All that changed last year, with the unveiling of the new Dunbarwith a green design more welcoming to the community, abundant natural light, a LEED platinum rating, and a much smaller footprint on a reconnected street grid. Hear from the building's designers and local school and community representatives about how smart growth design principles can transform not only a building but the surrounding neighborhood as well.

Do you know of an upcoming event that may be interesting, relevant, or important to Greater Greater Washington readers? Send it to us at events@ggwash.org.

Bicycling


Why build protected bike lanes, in one happy quote

A father and son comfortably bike down a slow Arlington street. They approach the new Hayes Street cycletrack. The father asks "Want to take the special bike lane?" The son responds with an excited "Yeah!"


The father and son. Photo by BeyondDC on Flickr.

I overheard that interaction this past weekend, and had to stop and smile.

That one brief conversation sums up why protected bike lanes are so great: They make city streets safe, comfortable, and fun for even children to bicycle on. Not to mention older people, less-able people, and novice cyclists.

If Americans ever hope to make cycling for transportation a mainstream activity, cycling must feel comfortable for everyone. Getting bikes out of the path of speeding cars is a big part of that.

Cross-posted at BeyondDC.

Transit


Alexandria's Metroway BRT: Open and carrying passengers

The DC region's first Bus Rapid Transit line opened this weekend. Metroway runs from Crystal City to Braddock Road, using a transitway along Route 1 in Alexandria.


All photos by Dan Malouff.

The transitway runs down the center of Route 1, with one lane in each direction. Stations are on either side, in medians separating the transitway from the general lanes.

The Metroway buses themselves have a unique brand and paint scheme, but are otherwise similar to other WMATA Metrobuses.

But Metroway isn't the only route that uses the transitway. Any Metrobus route traveling down that stretch of Route 1 can use it.

The transitway stations are more comparable to light rail stations than normal bus stops. They're larger, have better protection against the elements, more seats, raised platforms, and better information. Unfortunately so far they lack real-time arrival displays or pre-pay.
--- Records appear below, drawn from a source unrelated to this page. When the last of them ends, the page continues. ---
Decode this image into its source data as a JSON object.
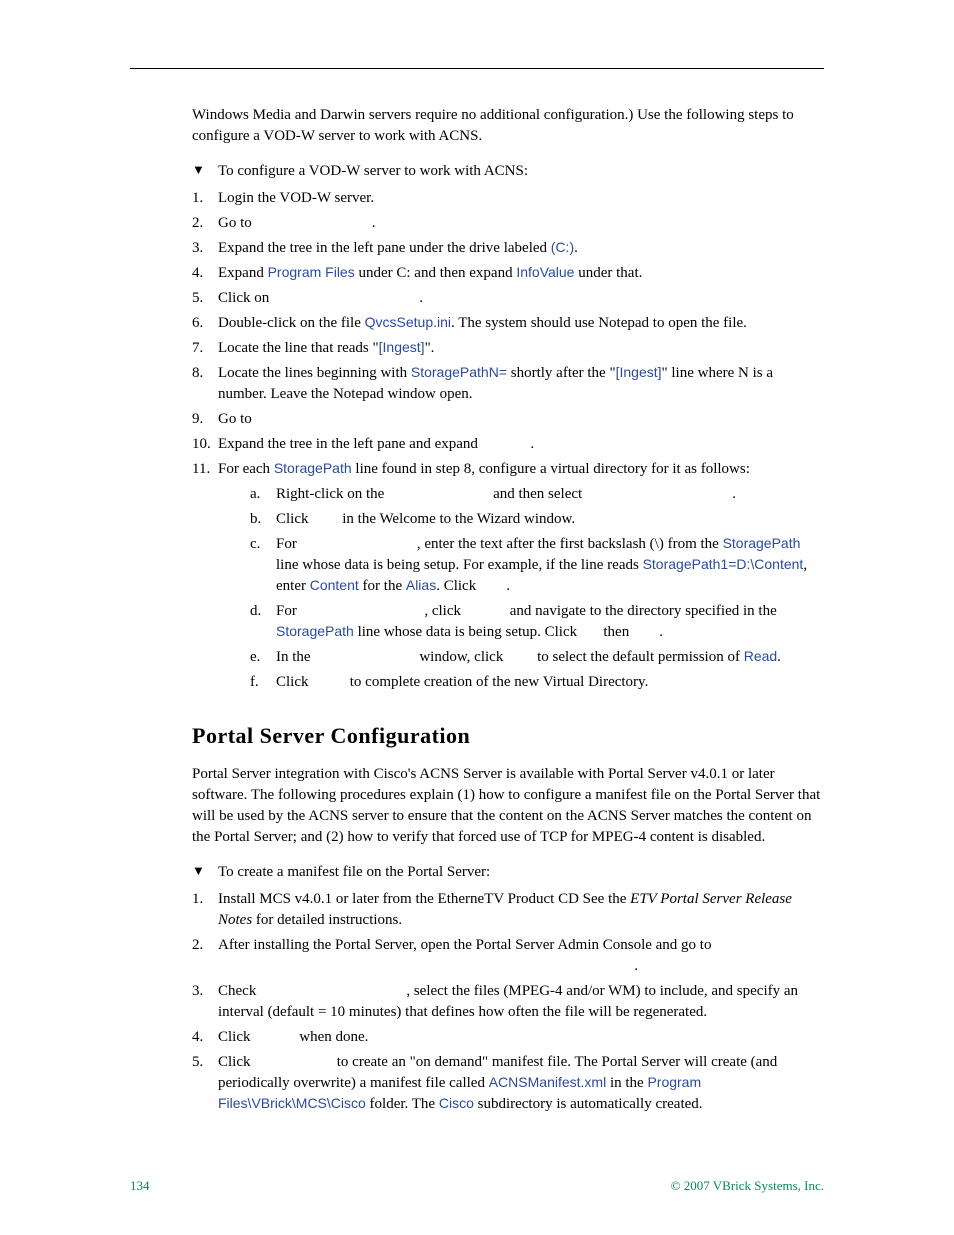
{
  "intro_p": "Windows Media and Darwin servers require no additional configuration.) Use the following steps to configure a VOD-W server to work with ACNS.",
  "proc1_title": "To configure a VOD-W server to work with ACNS:",
  "s1": "Login the VOD-W server.",
  "s2_a": "Go to ",
  "s2_b": ".",
  "s3_a": "Expand the tree in the left pane under the drive labeled ",
  "s3_b": "(C:)",
  "s3_c": ".",
  "s4_a": "Expand ",
  "s4_b": "Program Files",
  "s4_c": " under C: and then expand ",
  "s4_d": "InfoValue",
  "s4_e": " under that.",
  "s5_a": "Click on ",
  "s5_b": ".",
  "s6_a": "Double-click on the file ",
  "s6_b": "QvcsSetup.ini",
  "s6_c": ". The system should use Notepad to open the file.",
  "s7_a": "Locate the line that reads \"",
  "s7_b": "[Ingest]",
  "s7_c": "\".",
  "s8_a": "Locate the lines beginning with ",
  "s8_b": "StoragePathN=",
  "s8_c": " shortly after the \"",
  "s8_d": "[Ingest]",
  "s8_e": "\" line where N is a number. Leave the Notepad window open.",
  "s9_a": "Go to ",
  "s10_a": "Expand the tree in the left pane and expand ",
  "s10_b": ".",
  "s11_a": "For each ",
  "s11_b": "StoragePath",
  "s11_c": " line found in step 8, configure a virtual directory for it as follows:",
  "s11a_a": "Right-click on the ",
  "s11a_b": " and then select ",
  "s11a_c": ".",
  "s11b_a": "Click ",
  "s11b_b": " in the Welcome to the Wizard window.",
  "s11c_a": "For ",
  "s11c_b": ", enter the text after the first backslash (\\) from the ",
  "s11c_c": "StoragePath",
  "s11c_d": " line whose data is being setup. For example, if the line reads ",
  "s11c_e": "StoragePath1=D:\\Content",
  "s11c_f": ", enter ",
  "s11c_g": "Content",
  "s11c_h": " for the ",
  "s11c_i": "Alias",
  "s11c_j": ". Click ",
  "s11c_k": ".",
  "s11d_a": "For ",
  "s11d_b": ", click ",
  "s11d_c": " and navigate to the directory specified in the ",
  "s11d_d": "StoragePath",
  "s11d_e": " line whose data is being setup. Click ",
  "s11d_f": " then ",
  "s11d_g": ".",
  "s11e_a": "In the ",
  "s11e_b": " window, click ",
  "s11e_c": " to select the default permission of ",
  "s11e_d": "Read",
  "s11e_e": ".",
  "s11f_a": "Click ",
  "s11f_b": " to complete creation of the new Virtual Directory.",
  "section2": "Portal Server Configuration",
  "p2": "Portal Server integration with Cisco's ACNS Server is available with Portal Server v4.0.1 or later software. The following procedures explain (1) how to configure a manifest file on the Portal Server that will be used by the ACNS server to ensure that the content on the ACNS Server matches the content on the Portal Server; and (2) how to verify that forced use of TCP for MPEG-4 content is disabled.",
  "proc2_title": "To create a manifest file on the Portal Server:",
  "t1_a": "Install MCS v4.0.1 or later from the EtherneTV Product CD See the ",
  "t1_b": "ETV Portal Server Release Notes",
  "t1_c": " for detailed instructions.",
  "t2_a": "After installing the Portal Server, open the Portal Server Admin Console and go to ",
  "t2_b": ".",
  "t3_a": "Check ",
  "t3_b": ", select the files (MPEG-4 and/or WM) to include, and specify an interval (default = 10 minutes) that defines how often the file will be regenerated.",
  "t4_a": "Click ",
  "t4_b": " when done.",
  "t5_a": "Click ",
  "t5_b": " to create an \"on demand\" manifest file. The Portal Server will create (and periodically overwrite) a manifest file called ",
  "t5_c": "ACNSManifest.xml",
  "t5_d": " in the ",
  "t5_e": "Program Files\\VBrick\\MCS\\Cisco",
  "t5_f": " folder. The ",
  "t5_g": "Cisco",
  "t5_h": " subdirectory is automatically created.",
  "footer_page": "134",
  "footer_copy": "© 2007 VBrick Systems, Inc."
}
For now, the Metroway is only really BRT for part of the Alexandria portion of its route. The Arlington portion of the transitway is still under construction, so the bus runs in mixed traffic through Arlington for now.
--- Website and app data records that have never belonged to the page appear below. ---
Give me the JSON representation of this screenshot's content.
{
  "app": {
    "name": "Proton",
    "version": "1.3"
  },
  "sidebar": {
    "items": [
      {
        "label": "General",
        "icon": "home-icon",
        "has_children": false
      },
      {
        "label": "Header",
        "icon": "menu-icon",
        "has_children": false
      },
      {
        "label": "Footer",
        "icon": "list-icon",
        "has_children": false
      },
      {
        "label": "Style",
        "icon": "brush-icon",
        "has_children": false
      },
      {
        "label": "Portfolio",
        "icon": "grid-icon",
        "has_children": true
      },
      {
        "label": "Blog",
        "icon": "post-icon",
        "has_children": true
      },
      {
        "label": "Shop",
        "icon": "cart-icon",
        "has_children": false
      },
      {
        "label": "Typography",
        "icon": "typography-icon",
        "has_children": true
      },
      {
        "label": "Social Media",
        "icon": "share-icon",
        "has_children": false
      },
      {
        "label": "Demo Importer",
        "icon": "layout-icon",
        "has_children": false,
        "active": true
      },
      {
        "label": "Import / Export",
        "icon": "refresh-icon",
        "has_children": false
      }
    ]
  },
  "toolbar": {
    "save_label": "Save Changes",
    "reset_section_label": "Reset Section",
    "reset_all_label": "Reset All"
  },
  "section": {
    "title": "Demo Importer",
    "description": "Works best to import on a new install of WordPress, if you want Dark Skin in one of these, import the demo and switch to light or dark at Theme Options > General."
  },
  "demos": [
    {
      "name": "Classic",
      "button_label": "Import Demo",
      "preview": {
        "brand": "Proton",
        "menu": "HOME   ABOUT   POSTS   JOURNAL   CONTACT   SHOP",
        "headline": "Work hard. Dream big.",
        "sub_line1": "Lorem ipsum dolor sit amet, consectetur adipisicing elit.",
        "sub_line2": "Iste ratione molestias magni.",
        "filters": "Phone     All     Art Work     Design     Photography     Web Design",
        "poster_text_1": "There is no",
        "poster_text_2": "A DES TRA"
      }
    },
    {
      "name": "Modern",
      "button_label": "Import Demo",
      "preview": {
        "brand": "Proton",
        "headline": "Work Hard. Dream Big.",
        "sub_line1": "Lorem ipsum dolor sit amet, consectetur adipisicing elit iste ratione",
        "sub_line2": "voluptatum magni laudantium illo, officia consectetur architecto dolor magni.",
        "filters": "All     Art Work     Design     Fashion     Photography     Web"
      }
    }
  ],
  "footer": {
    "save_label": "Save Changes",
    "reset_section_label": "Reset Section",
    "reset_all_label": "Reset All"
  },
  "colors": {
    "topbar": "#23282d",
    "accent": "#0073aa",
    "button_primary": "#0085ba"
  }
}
But in 2015, new sections of transitway and dedicated bus lanes will open in Arlington, making Metroway even better.


Metroway initial route (left) and route starting in 2015 (right). Map from WMATA.

Visit the full Flickr album to see more photos.

Support Us
DC Maryland Virginia Arlington Alexandria Montgomery Prince George's Fairfax Charles Prince William Loudoun Howard Anne Arundel Frederick Tysons Corner Baltimore Falls Church Fairfax City
CC BY-NC